Unionized Kia Motors workers started a five-day partial strike on Jan. 13. The union staged a partial strike on Dec. 18, 19 and 24 last year after wage negotiations failed and started the strike after their talks failed again on Jan. 10. At present, the workers are demanding a salary higher than that of Hyundai Motor Company workers.
In Renault Samsung Motors, 26.8 percent of unionized workers are continuing with their strike. On Jan. 13, 1,752 out of 2,172 executives and staff members were working at its manufacturing facilities and the numbers were 1,264 out of 1,727 when it comes to union members. They are demanding a base pay increase of 120,000 won and the management is refusing to accept it with the company’s sales volume decreasing.
At GM Korea’s plant located in Changwon, temporary subcontractor workers whose contracts expired at the end of last year are demanding reinstatement. SsangYong Motors, which planned to reinstate 46 laid-off workers on Jan. 6, failed to do so due to adverse business conditions. They are currently on a paid instead of unpaid leave of absence, receiving 70 percent of their ordinary wage.
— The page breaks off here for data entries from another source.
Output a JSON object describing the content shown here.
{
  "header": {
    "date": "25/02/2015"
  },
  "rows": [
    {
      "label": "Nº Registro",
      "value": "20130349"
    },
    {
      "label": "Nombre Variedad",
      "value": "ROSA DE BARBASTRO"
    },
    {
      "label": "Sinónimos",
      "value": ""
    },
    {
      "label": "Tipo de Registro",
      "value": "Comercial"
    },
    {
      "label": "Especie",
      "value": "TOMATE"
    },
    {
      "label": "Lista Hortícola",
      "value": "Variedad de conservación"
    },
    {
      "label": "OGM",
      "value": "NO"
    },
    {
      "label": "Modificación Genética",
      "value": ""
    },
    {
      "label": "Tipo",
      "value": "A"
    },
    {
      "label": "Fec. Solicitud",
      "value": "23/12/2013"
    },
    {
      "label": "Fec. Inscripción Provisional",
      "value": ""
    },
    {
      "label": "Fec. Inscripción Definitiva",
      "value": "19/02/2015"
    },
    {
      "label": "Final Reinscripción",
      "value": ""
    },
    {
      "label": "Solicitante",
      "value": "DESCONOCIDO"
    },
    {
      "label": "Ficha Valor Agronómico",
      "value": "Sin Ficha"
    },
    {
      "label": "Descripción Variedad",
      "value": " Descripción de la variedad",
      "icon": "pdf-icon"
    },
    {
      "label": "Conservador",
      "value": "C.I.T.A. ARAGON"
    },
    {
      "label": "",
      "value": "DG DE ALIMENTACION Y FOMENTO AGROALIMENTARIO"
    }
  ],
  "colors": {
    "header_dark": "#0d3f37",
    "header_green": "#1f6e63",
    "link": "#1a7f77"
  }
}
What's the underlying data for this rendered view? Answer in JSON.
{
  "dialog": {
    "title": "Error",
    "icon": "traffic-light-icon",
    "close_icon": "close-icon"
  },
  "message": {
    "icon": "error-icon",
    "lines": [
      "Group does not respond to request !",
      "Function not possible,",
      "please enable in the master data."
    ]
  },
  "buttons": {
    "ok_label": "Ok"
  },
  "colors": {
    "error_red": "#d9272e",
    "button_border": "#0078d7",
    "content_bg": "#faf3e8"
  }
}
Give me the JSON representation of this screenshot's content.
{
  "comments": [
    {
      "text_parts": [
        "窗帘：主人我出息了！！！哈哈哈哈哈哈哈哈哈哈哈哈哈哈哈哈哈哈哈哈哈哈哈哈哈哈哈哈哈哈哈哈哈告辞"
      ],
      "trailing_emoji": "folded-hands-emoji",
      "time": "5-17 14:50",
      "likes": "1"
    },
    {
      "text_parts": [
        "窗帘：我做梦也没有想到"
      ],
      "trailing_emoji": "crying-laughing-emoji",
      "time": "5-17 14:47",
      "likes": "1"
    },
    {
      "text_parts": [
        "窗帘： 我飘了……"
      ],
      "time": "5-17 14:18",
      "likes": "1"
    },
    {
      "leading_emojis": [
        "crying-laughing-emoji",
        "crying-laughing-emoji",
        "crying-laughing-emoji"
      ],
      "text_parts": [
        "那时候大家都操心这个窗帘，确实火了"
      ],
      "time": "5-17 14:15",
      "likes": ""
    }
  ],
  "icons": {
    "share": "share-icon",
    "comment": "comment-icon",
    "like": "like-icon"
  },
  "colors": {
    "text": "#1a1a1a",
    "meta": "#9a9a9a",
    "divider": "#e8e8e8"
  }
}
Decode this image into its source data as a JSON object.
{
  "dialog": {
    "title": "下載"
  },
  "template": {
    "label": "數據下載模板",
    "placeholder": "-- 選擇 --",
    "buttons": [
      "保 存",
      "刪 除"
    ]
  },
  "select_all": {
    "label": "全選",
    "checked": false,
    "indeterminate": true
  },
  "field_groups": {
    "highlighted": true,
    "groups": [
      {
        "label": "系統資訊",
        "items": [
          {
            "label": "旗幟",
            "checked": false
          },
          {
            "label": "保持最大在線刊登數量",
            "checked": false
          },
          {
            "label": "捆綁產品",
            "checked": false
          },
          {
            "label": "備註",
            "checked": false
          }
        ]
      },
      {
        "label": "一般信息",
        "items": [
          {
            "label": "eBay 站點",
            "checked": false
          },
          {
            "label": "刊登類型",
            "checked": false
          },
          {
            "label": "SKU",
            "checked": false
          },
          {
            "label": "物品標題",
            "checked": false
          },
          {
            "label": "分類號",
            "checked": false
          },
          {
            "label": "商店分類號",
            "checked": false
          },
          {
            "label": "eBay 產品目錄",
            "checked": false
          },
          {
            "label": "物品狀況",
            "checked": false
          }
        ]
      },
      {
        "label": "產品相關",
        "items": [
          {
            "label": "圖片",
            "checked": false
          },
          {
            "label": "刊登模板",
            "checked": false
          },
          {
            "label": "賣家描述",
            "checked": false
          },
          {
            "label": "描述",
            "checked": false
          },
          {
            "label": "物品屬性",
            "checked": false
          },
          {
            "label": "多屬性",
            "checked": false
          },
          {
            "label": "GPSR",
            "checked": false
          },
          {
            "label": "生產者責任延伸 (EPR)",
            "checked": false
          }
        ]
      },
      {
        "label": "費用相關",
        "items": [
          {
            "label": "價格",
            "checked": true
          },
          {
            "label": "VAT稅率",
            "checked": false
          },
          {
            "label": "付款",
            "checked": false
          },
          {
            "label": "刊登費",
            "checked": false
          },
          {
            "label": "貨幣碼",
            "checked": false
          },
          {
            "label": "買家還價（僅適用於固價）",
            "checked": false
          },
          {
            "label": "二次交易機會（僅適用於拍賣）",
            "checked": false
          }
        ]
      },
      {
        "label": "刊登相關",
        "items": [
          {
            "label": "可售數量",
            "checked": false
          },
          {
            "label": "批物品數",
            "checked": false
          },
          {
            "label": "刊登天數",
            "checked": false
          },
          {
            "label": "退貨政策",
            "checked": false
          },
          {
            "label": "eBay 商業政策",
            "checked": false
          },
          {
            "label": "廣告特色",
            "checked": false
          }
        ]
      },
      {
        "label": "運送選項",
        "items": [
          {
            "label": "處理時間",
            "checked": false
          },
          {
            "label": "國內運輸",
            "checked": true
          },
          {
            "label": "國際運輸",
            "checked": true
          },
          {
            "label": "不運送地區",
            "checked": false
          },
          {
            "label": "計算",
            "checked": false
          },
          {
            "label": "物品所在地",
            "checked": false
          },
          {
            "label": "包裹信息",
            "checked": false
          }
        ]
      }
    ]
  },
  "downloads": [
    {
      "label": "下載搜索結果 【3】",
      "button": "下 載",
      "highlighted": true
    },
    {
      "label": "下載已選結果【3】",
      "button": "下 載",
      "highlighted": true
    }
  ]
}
“Strikes have been habitual in South Korean automakers,” said an industry expert, adding, “Unionized workers are deteriorating their already dire conditions with their annual output about to fall below 4 million units and foreign automakers downsizing themselves to invest more in green cars and autonomous vehicles.”